There Are Actually 3 Types of Empathy. Here’s How They Differ–and How You Can Develop Them All
Understanding the three types of empathy can help you build stronger, healthier relationships.
Changing The Golden Rule from “Treat others how you want to be treated” to “Treat others how they want to be treated”. Also understand that this means don’t do to others what you wouldn’t want done to you and what others wouldn’t want done to them.
Examples: “I’ll fix it.” “I’ll talk to her.” “I’ll get you a new one.”
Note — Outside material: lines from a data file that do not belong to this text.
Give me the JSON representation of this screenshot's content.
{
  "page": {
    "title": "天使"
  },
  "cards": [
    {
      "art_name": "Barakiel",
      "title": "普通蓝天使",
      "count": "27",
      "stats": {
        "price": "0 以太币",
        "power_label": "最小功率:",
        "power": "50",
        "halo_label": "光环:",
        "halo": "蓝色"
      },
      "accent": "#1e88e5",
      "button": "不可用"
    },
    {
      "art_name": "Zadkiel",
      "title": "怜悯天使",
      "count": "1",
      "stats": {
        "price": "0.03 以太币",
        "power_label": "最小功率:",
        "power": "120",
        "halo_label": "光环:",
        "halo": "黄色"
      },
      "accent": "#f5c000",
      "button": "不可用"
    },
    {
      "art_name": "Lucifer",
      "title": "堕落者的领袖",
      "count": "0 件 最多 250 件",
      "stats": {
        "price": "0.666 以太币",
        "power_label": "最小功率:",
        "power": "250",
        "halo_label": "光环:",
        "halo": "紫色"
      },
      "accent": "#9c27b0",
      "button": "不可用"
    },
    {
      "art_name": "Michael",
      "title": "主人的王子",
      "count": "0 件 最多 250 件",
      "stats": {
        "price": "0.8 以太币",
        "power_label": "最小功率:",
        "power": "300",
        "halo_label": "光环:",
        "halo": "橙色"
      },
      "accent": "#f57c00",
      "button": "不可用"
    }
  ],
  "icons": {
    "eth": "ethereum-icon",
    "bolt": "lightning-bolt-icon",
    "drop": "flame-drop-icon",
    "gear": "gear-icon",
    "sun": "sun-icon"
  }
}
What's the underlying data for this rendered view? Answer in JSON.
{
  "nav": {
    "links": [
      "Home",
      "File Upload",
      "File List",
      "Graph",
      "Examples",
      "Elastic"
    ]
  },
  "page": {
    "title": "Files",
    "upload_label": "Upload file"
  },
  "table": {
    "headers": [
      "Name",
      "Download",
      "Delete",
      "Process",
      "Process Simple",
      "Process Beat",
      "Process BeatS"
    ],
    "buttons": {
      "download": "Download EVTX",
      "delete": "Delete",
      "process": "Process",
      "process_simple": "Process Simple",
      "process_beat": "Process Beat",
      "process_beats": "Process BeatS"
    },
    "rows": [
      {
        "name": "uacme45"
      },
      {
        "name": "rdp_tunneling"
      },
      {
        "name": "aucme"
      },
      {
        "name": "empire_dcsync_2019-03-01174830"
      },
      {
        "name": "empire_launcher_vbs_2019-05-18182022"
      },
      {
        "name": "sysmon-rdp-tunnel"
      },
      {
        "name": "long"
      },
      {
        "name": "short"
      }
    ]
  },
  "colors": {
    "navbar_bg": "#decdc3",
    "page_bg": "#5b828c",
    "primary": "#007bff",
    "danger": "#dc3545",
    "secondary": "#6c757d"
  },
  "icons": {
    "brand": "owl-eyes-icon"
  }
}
Many people make this mistake when trying to comfort a friend. It’s common to think everything would be fine if we could just solve the problem! Problem solving is a useful skill, but the timing must be right. What is helpful initially when another person is upset is simply expressing empathy, validating the other person’s feelings, and inviting him or her to talk about his or her feelings. Rushing to solve the other person’s problems often makes the person feel as if his or her feelings are being dismissed or invalidated.
Examples: “Well, if I were you. . . .” “I think you should. . . .” “Why don’t you just. . .?”
Again, offering advice right off the bat is not usually helpful or welcomed by a friend who is hurting. Instead, wait for advice to be sought. In the meantime, express empathy and actively listen. Just be there.
Examples: “It’s not that big a deal.” “You shouldn’t feel that way.” “Get over it.” “That’s no reason to be upset.”
This response makes it seem as though the person is wrong for feeling a certain way. Feelings aren’t right or wrong—they just are.
Examples: “That’s just such a tragedy!” “Oh, it’s just the end of the world…” “Boo hoo, what a shame.”
Sarcasm will make an upset friend feel put down and/or misunderstood.